The Kernis Project
Ludwig van BEETHOVEN (1770-1827)
String Quartet No 9, Op 59 No 3, “Razumovsky” [32:24]
Aaron Jay KERNIS (1960-)
String Quartet No 2, “musica instrumentalis” [38:48]
Jasper String Quartet
rec. 7-9 May 2011, Sono Luminus, Boyce, Virginia, USA
SONO LUMINUS DSL-92142 [71:12]
Don’t let the clunky title or the awkward cover photo put you off: this is a fabulous disc. Its virtues are manifold: the bold programming of one of Beethoven’s Razumovsky quartets with a 1998 work inspired by the Beethoven and written by Aaron Jay Kernis, the verve and energy of the Jasper Quartet, and the demonstration quality of the Sono Luminus sound. This is an urgent purchase for chamber music lovers.
Where to start? The Jasper Quartet members say that they formed over a mutual love of Beethoven’s quartet in C, Op 59 No 3, that it was the first work they presented in concert, and that furthermore they have played it on “the top of a mountain”: Sulphur Mountain in Alberta, Canada, where, says first violinist J Freivogel, “our fingers got quite cold”. I believe it all. This is a fantastic performance in every respect: the four players are very much equals, and they play with a gratifying combination of tonal polish and energetic enthusiasm. There are no rough edges or lapses in interpretive prowess. I will readily believe their claim to have banded together for the sake of this work, because if there is any word to describe the Jaspers’ playing in the outer movements, it is to say that they are reveling in it. The poignant andante contains no reveling, but there is no less heart.
Aaron Jay Kernis’ second quartet, “musica instrumentalis,” has but one major weakness, which is a predilection for goofy movement titles, heralded by Kernis’ uncapitalized name for the work. The first movement is a lengthy “Overture” which sometimes recalls the Beethoven in tone - vigorous, bustling activity with occasional optimistic, even sweet interludes. The second movement comprises two sarabandes, oases of calm, coupled with rather gratuitously gnarly, hostile transitional passages. They’re worth it for the absolute peace we feel at passages like those which begin around 4:00 and 8:00, and for the ultimate sense of a really important emotional journey.

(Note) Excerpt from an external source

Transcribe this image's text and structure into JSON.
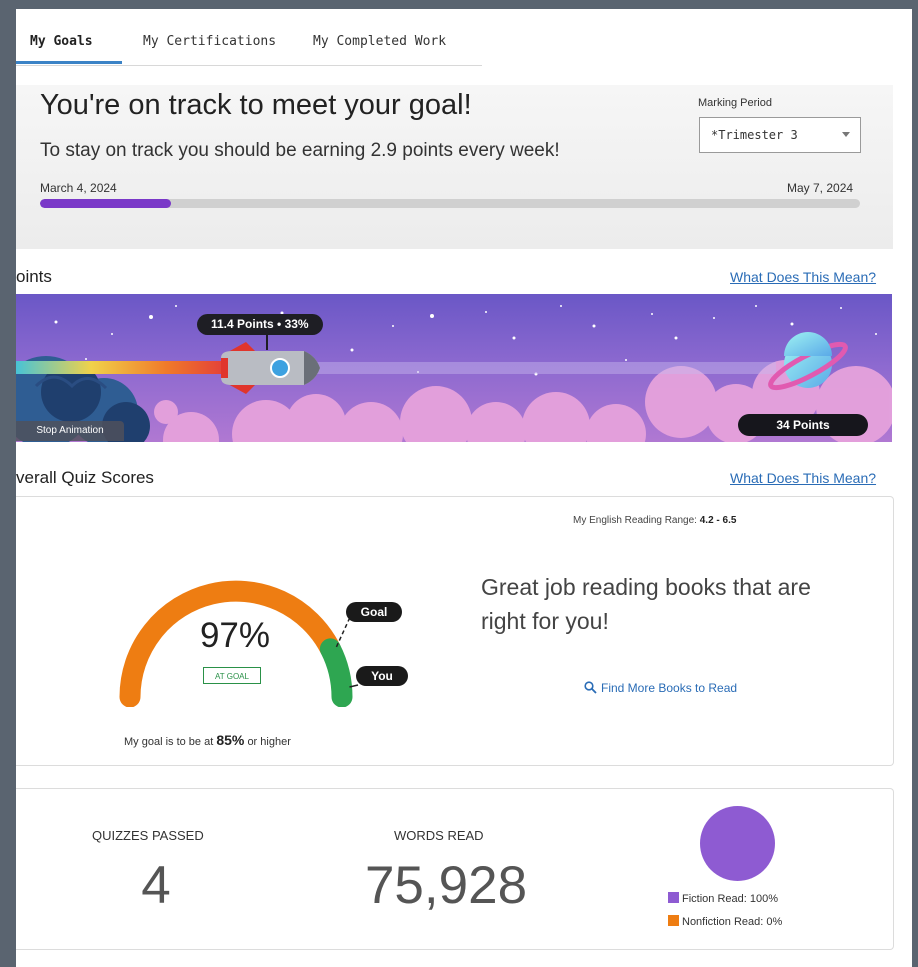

It’s all capped quite satisfyingly by the finale, the best movement despite its clumsy title: “Double Triple Gigue Fugue.” Kernis tells us in his own note that this section does indeed contain a double fugue, a triple fugue, a gigue, and an unadvertised tarantella, all rolled up in both rondo and sonata forms (!). I’m not sure I am really prepared to believe this, but my ears need no study of the score to confirm that the movement is a winner. It’s highly sophisticated and rounds off the quartet well, but is more conventionally tuneful than the others. There are some Beethovenian gestures and developmental procedures — intentional, since Kernis’s inspiration for the movement is the Beethoven quartet which was the CD’s first half. At moments you can hear an upside-down version of Op 59 No 3’s fugal subject being given its own fugal treatment.

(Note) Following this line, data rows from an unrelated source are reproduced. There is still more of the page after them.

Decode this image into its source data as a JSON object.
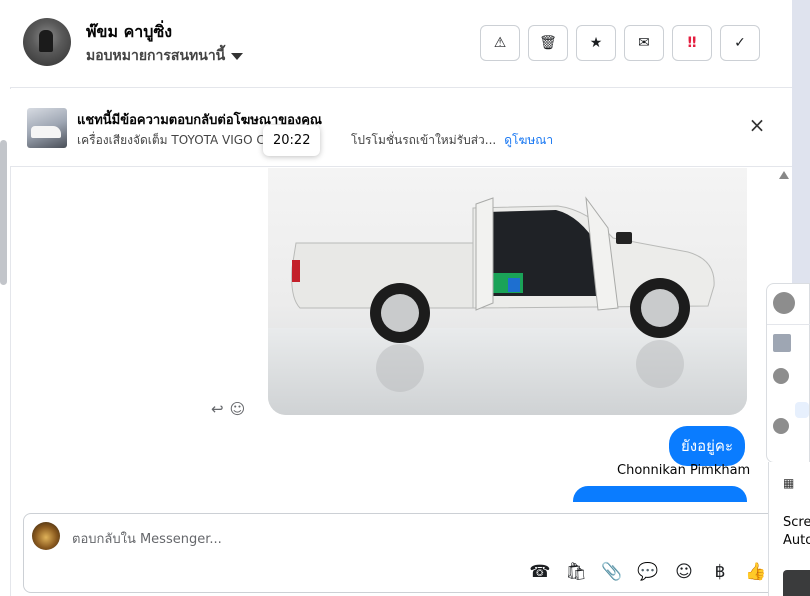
{
  "header": {
    "contact_name": "พ๊ขม คาบูซิ่ง",
    "assign_label": "มอบหมายการสนทนานี้",
    "toolbar": [
      {
        "icon": "alert-icon",
        "glyph": "⚠"
      },
      {
        "icon": "trash-icon",
        "glyph": "🗑"
      },
      {
        "icon": "star-icon",
        "glyph": "★"
      },
      {
        "icon": "mail-icon",
        "glyph": "✉"
      },
      {
        "icon": "spam-icon",
        "glyph": "‼"
      },
      {
        "icon": "check-icon",
        "glyph": "✓"
      }
    ]
  },
  "ad_banner": {
    "title": "แชทนี้มีข้อความตอบกลับต่อโฆษณาของคุณ",
    "description": "เครื่องเสียงจัดเต็ม TOYOTA VIGO CHA",
    "description_tail": "โปรโมชั่นรถเข้าใหม่รับส่ว...",
    "link": "ดูโฆษณา",
    "close_glyph": "×",
    "tooltip_time": "20:22"
  },
  "chat": {
    "reply_glyph": "↩",
    "react_glyph": "☺",
    "outgoing_message": "ยังอยู่คะ",
    "sender_name": "Chonnikan Pimkham"
  },
  "composer": {
    "placeholder": "ตอบกลับใน Messenger...",
    "icons": [
      {
        "name": "call-icon",
        "glyph": "☎"
      },
      {
        "name": "shopping-bag-icon",
        "glyph": "🛍"
      },
      {
        "name": "attachment-icon",
        "glyph": "📎"
      },
      {
        "name": "chat-bubble-icon",
        "glyph": "💬"
      },
      {
        "name": "emoji-icon",
        "glyph": "☺"
      },
      {
        "name": "baht-icon",
        "glyph": "฿"
      },
      {
        "name": "thumbs-up-icon",
        "glyph": "👍"
      }
    ]
  },
  "side_popup": {
    "text_line1": "Scre",
    "text_line2": "Auto"
  },
  "colors": {
    "accent": "#0a7cff",
    "link": "#1877f2",
    "spam_red": "#e41e3f"
  }
}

If there’s any fault to the score, it’s the length (over 38 minutes); the Overture definitely feels finished after a big pause five minutes in, though Kernis then conjures up a really wonderful melody and revives my interest. The coda of that movement is really invigorating, too - imagine an American Janác(ek - so maybe my quibble about the length is a quibble about my inability to see how point A leads to point B. That doesn’t change the fact that this is generally good and often extraordinary music. It gets better as it goes along, bold in tone, confident in sound, and absolutely convincing in its emotional structure. It is delivered with great power by the Jasper players.
So this album has something for everyone, with exceptionally well-played Beethoven and a contemporary sharing in the Beethovenian spirit, by turns knotty and thrilling. This is the Jasper String Quartet’s debut, and one must hope that much more is to come. Indeed, that bizarre title, “The Kernis Project: Beethoven,” suggests that more is to come. After all, it would be a grammatical faux pas if it wasn’t immediately followed up by, say, “The Kernis Project: Barber,” coupling Aaron Jay Kernis’ String Quartet No 1 “musica celestis” with another American quartet featuring a heart-tugging adagio, Samuel Barber’s. They could add Barber’s rare Serenade, Op 1 to bring the playing time up to an hour. And then, based on the sheer joyous energy the Jasper Quartet gives off like sparks, I’d suggest they commission something from Kernis inspired by Dvorák, Haydn, or even jazz. I would buy it. This playing is absolutely first-rate.
The Jasper Quartet gives off joyous energy like sparks. Don’t miss this album.